● **Task item**: Copy the records below in full, keeping each word as it is but omitting the pictures.

══ Given entries

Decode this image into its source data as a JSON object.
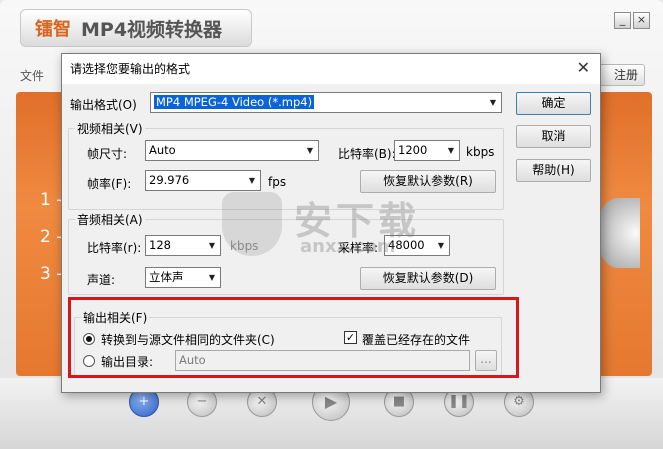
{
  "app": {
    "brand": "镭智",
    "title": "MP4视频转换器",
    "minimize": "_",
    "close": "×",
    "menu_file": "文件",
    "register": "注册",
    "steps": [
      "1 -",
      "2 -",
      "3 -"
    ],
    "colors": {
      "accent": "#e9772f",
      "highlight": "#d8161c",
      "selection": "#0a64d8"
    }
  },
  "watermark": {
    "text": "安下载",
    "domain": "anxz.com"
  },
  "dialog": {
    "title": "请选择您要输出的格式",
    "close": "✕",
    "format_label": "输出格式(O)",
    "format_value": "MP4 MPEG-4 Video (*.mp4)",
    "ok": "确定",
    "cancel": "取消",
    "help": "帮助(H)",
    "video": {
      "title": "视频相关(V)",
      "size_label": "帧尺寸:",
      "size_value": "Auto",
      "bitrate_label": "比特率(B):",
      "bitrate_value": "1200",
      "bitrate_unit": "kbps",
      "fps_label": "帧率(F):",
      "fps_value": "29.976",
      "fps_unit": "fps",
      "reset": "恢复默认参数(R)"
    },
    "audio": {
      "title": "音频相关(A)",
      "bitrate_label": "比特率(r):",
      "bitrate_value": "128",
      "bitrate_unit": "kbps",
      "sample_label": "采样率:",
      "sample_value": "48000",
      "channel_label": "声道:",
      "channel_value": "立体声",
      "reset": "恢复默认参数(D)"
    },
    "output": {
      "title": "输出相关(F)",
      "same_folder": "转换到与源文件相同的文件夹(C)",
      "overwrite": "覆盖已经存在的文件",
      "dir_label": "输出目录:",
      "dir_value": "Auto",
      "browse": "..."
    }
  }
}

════

● **Response for this exercise**:
Decode this image into its source data as a JSON object.
{
  "app": {
    "brand": "镭智",
    "title": "MP4视频转换器",
    "minimize": "_",
    "close": "×",
    "menu_file": "文件",
    "register": "注册",
    "steps": [
      "1 -",
      "2 -",
      "3 -"
    ],
    "colors": {
      "accent": "#e9772f",
      "highlight": "#d8161c",
      "selection": "#0a64d8"
    }
  },
  "watermark": {
    "text": "安下载",
    "domain": "anxz.com"
  },
  "dialog": {
    "title": "请选择您要输出的格式",
    "close": "✕",
    "format_label": "输出格式(O)",
    "format_value": "MP4 MPEG-4 Video (*.mp4)",
    "ok": "确定",
    "cancel": "取消",
    "help": "帮助(H)",
    "video": {
      "title": "视频相关(V)",
      "size_label": "帧尺寸:",
      "size_value": "Auto",
      "bitrate_label": "比特率(B):",
      "bitrate_value": "1200",
      "bitrate_unit": "kbps",
      "fps_label": "帧率(F):",
      "fps_value": "29.976",
      "fps_unit": "fps",
      "reset": "恢复默认参数(R)"
    },
    "audio": {
      "title": "音频相关(A)",
      "bitrate_label": "比特率(r):",
      "bitrate_value": "128",
      "bitrate_unit": "kbps",
      "sample_label": "采样率:",
      "sample_value": "48000",
      "channel_label": "声道:",
      "channel_value": "立体声",
      "reset": "恢复默认参数(D)"
    },
    "output": {
      "title": "输出相关(F)",
      "same_folder": "转换到与源文件相同的文件夹(C)",
      "overwrite": "覆盖已经存在的文件",
      "dir_label": "输出目录:",
      "dir_value": "Auto",
      "browse": "..."
    }
  }
}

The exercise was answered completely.